As the Fed continues hiking its own rates to fight inflation, mortgage rates are expected to follow a similar trajectory.
After a decade of a strong seller’s market, punctuated by the pandemic housing explosion, higher mortgage rates finally began reining in runaway competition.
In winter 2022, home shoppers have more opportunities and less competition, free to insist on inspections and other contingencies without worrying about a bidding war.
At the same time, many in the country are worried about impending recession, as the Fed seems set on continuing to raise rates until inflation is brought under control. Many prime indicators point to a nationwide downturn.
However, those hoping for the high home price bubble to pop – as it did prior to the Great Recession a decade ago – will probably be disappointed. Even if there is another slowdown, most experts believe there’s little chance of a housing price crash.

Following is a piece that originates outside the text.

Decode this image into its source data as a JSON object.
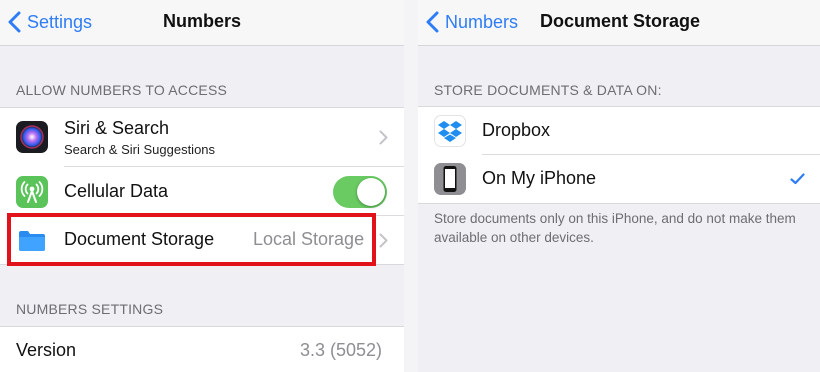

In the aftermath of the Great Recession, lending laws were tightened so only the most qualified borrowers could secure a mortgage. As a result, the housing industry is on more solid footing.
What's more, the The Fed hikes – aimed in part at cooling the overheated labor market – have been slow to affect jobs. Nonfarm payrolls surged by 261,000 in October.
Jobs will be lost in a recession, to be sure. But today’s homeowners also have a record amount of equity. And with home prices expected to remain high, fewer folks who lose jobs will find themselves underwater on their mortgage. That should make it easier to sell if need be.
Even as supply and demand come into better balance, there still aren’t enough homes to go around. As the massive Millennial Generation continues to age into its prime-homebuying years, the prospect of a fixed mortgage payment – no matter how high - looks more appealing. And with Generation Z waiting in the wings, demand isn’t likely to drop off anytime soon. Further choking supply is the reticence of current homeowners to sell. To buy a new home, they would have to give up pretty cushy interest rates.
As a result the National Association of Realtors (NAR) predicts home-price appreciation will slow down to 5% by the end of this year, but prices may continue to rise.
Many first-time homebuyers continue to be priced out of the market entirely.
One glimmer of hope for housing comes in the form of the government’s latest inflation report. The Bureau of Labor Statistics said annual inflation fell to 7.7% in October, down from 8.2% in September.
If inflation slows enough, the Fed may stop raising its rates, and mortgage rates should come down.